> [Action item] Each line of the records below that holds "עתירות" should be returned.

**** Data excerpts ****

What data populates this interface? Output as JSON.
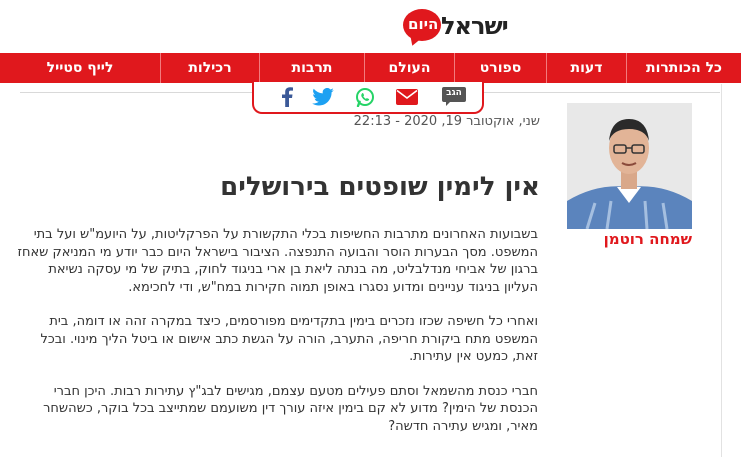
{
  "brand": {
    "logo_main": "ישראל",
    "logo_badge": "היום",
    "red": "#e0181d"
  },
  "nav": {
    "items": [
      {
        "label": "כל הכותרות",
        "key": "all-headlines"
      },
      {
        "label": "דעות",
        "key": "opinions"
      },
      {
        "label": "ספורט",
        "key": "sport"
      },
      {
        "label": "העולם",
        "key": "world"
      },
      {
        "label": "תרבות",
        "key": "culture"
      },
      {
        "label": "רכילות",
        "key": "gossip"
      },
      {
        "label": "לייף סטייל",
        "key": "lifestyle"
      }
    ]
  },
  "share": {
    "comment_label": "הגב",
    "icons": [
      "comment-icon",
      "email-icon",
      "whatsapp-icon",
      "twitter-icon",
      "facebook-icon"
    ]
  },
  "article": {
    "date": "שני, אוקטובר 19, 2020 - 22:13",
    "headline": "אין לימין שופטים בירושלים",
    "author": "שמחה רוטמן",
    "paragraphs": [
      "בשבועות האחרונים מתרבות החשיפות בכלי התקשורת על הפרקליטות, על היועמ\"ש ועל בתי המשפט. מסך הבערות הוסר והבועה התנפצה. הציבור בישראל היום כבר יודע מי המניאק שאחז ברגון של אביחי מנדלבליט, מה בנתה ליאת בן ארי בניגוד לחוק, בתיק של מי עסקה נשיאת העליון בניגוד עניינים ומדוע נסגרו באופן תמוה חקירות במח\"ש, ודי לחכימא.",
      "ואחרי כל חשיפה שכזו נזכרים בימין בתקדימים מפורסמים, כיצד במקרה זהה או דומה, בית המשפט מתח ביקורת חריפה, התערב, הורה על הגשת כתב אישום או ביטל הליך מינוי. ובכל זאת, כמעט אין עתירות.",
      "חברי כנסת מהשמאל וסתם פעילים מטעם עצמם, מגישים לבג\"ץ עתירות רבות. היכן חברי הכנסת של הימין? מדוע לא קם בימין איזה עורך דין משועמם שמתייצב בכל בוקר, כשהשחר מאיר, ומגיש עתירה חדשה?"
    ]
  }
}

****

> [Result for this task]
      "ואחרי כל חשיפה שכזו נזכרים בימין בתקדימים מפורסמים, כיצד במקרה זהה או דומה, בית המשפט מתח ביקורת חריפה, התערב, הורה על הגשת כתב אישום או ביטל הליך מינוי. ובכל זאת, כמעט אין עתירות.",
      "חברי כנסת מהשמאל וסתם פעילים מטעם עצמם, מגישים לבג\"ץ עתירות רבות. היכן חברי הכנסת של הימין? מדוע לא קם בימין איזה עורך דין משועמם שמתייצב בכל בוקר, כשהשחר מאיר, ומגיש עתירה חדשה?"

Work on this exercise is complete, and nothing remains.